Problem statement. Take from the data every line in which the word "Urgent" is found.

======== Record extracts

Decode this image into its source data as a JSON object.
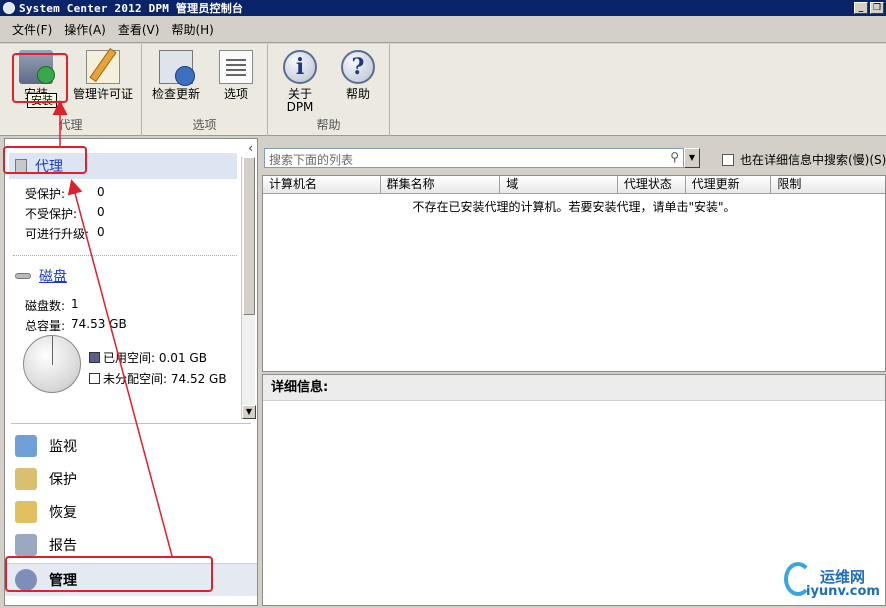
{
  "window": {
    "title": "System Center 2012 DPM 管理员控制台",
    "minimize": "_",
    "restore": "❐"
  },
  "menu": [
    "文件(F)",
    "操作(A)",
    "查看(V)",
    "帮助(H)"
  ],
  "ribbon": {
    "groups": [
      {
        "label": "代理",
        "buttons": [
          {
            "label": "安装",
            "icon": "install-icon"
          },
          {
            "label": "管理许可证",
            "icon": "license-icon"
          }
        ]
      },
      {
        "label": "选项",
        "buttons": [
          {
            "label": "检查更新",
            "icon": "check-update-icon"
          },
          {
            "label": "选项",
            "icon": "options-icon"
          }
        ]
      },
      {
        "label": "帮助",
        "buttons": [
          {
            "label": "关于\nDPM",
            "icon": "about-icon"
          },
          {
            "label": "帮助",
            "icon": "help-icon"
          }
        ]
      }
    ],
    "tooltip": "安装"
  },
  "left": {
    "agents": {
      "title": "代理",
      "rows": [
        {
          "label": "受保护:",
          "value": "0"
        },
        {
          "label": "不受保护:",
          "value": "0"
        },
        {
          "label": "可进行升级:",
          "value": "0"
        }
      ]
    },
    "disks": {
      "title": "磁盘",
      "count_label": "磁盘数:",
      "count": "1",
      "total_label": "总容量:",
      "total": "74.53 GB",
      "legend": [
        {
          "label": "已用空间: 0.01 GB",
          "color": "#5a5e8c"
        },
        {
          "label": "未分配空间: 74.52 GB",
          "color": "#ffffff"
        }
      ]
    },
    "nav": [
      {
        "label": "监视",
        "icon": "monitor-icon"
      },
      {
        "label": "保护",
        "icon": "protect-icon"
      },
      {
        "label": "恢复",
        "icon": "recover-icon"
      },
      {
        "label": "报告",
        "icon": "report-icon"
      },
      {
        "label": "管理",
        "icon": "manage-icon",
        "active": true
      }
    ]
  },
  "right": {
    "search_placeholder": "搜索下面的列表",
    "detail_search_label": "也在详细信息中搜索(慢)(S)",
    "columns": [
      "计算机名",
      "群集名称",
      "域",
      "代理状态",
      "代理更新",
      "限制"
    ],
    "empty_message": "不存在已安装代理的计算机。若要安装代理，请单击\"安装\"。",
    "details_title": "详细信息:"
  },
  "watermark": {
    "line1": "运维网",
    "line2": "iyunv.com"
  },
  "colors": {
    "annotation": "#e0202a",
    "title_bar": "#0a246a",
    "link": "#1a3bcb"
  }
}
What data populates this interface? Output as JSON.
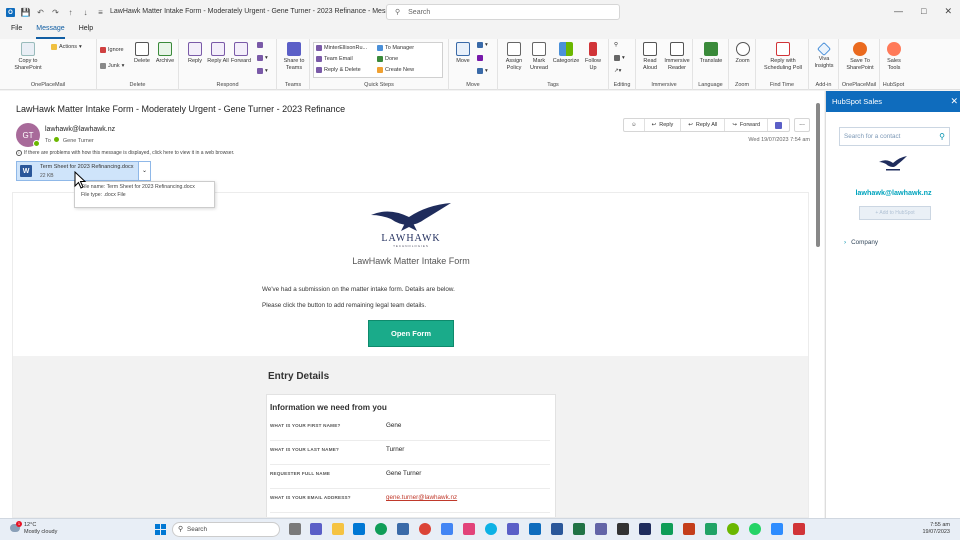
{
  "window": {
    "title": "LawHawk Matter Intake Form - Moderately Urgent - Gene Turner - 2023 Refinance  -  Message (HT...",
    "search_placeholder": "Search"
  },
  "menu": {
    "file": "File",
    "message": "Message",
    "help": "Help"
  },
  "ribbon": {
    "copy_to_sharepoint": "Copy to SharePoint",
    "onePlaceMail": "OnePlaceMail",
    "actions": "Actions",
    "ignore": "Ignore",
    "junk": "Junk",
    "delete": "Delete",
    "archive": "Archive",
    "delete_group": "Delete",
    "reply": "Reply",
    "reply_all": "Reply All",
    "forward": "Forward",
    "respond_group": "Respond",
    "share_to_teams": "Share to Teams",
    "teams_group": "Teams",
    "qs_1": "MinterEllisonRu...",
    "qs_2": "Team Email",
    "qs_3": "Reply & Delete",
    "qs_4": "To Manager",
    "qs_5": "Done",
    "qs_6": "Create New",
    "quicksteps_group": "Quick Steps",
    "move": "Move",
    "move_group": "Move",
    "assign_policy": "Assign Policy",
    "mark_unread": "Mark Unread",
    "categorize": "Categorize",
    "follow_up": "Follow Up",
    "tags_group": "Tags",
    "editing_group": "Editing",
    "read_aloud": "Read Aloud",
    "immersive_reader": "Immersive Reader",
    "immersive_group": "Immersive",
    "translate": "Translate",
    "language_group": "Language",
    "zoom": "Zoom",
    "zoom_group": "Zoom",
    "reply_with_poll": "Reply with Scheduling Poll",
    "findtime_group": "Find Time",
    "viva_insights": "Viva Insights",
    "addin_group": "Add-in",
    "save_to_sharepoint": "Save To SharePoint",
    "onePlaceMail_group": "OnePlaceMail",
    "sales_tools": "Sales Tools",
    "hubspot_group": "HubSpot"
  },
  "message": {
    "subject": "LawHawk Matter Intake Form - Moderately Urgent - Gene Turner - 2023 Refinance",
    "avatar_initials": "GT",
    "from": "lawhawk@lawhawk.nz",
    "to_label": "To",
    "to": "Gene Turner",
    "reply": "Reply",
    "reply_all": "Reply All",
    "forward": "Forward",
    "more": "...",
    "date": "Wed 19/07/2023 7:54 am",
    "info": "If there are problems with how this message is displayed, click here to view it in a web browser.",
    "attachment_name": "Term Sheet for 2023 Refinancing.docx",
    "attachment_size": "22 KB",
    "tooltip_name": "File name:  Term Sheet for 2023 Refinancing.docx",
    "tooltip_type": "File type:  .docx File"
  },
  "body": {
    "logo_text": "LAWHAWK",
    "logo_sub": "TECHNOLOGIES",
    "form_title": "LawHawk Matter Intake Form",
    "line1": "We've had a submission on the matter intake form.  Details are below.",
    "line2": "Please click the button to add remaining legal team details.",
    "open_form": "Open Form",
    "entry_details": "Entry Details",
    "info_heading": "Information we need from you",
    "rows": [
      {
        "q": "WHAT IS YOUR FIRST NAME?",
        "a": "Gene"
      },
      {
        "q": "WHAT IS YOUR LAST NAME?",
        "a": "Turner"
      },
      {
        "q": "REQUESTER FULL NAME",
        "a": "Gene Turner"
      },
      {
        "q": "WHAT IS YOUR EMAIL ADDRESS?",
        "a": "gene.turner@lawhawk.nz"
      }
    ]
  },
  "hubspot": {
    "title": "HubSpot Sales",
    "search_placeholder": "Search for a contact",
    "email": "lawhawk@lawhawk.nz",
    "add_button": "+ Add to HubSpot",
    "company": "Company"
  },
  "taskbar": {
    "temp": "12°C",
    "weather": "Mostly cloudy",
    "badge": "1",
    "search": "Search",
    "time": "7:55 am",
    "date": "19/07/2023"
  },
  "colors": {
    "accent": "#0f6cbd",
    "open_form": "#1aab8a",
    "hubspot_teal": "#00a4bd"
  }
}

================

Response box.
    "title": "LawHawk Matter Intake Form - Moderately Urgent - Gene Turner - 2023 Refinance  -  Message (HT...",
    "subject": "LawHawk Matter Intake Form - Moderately Urgent - Gene Turner - 2023 Refinance",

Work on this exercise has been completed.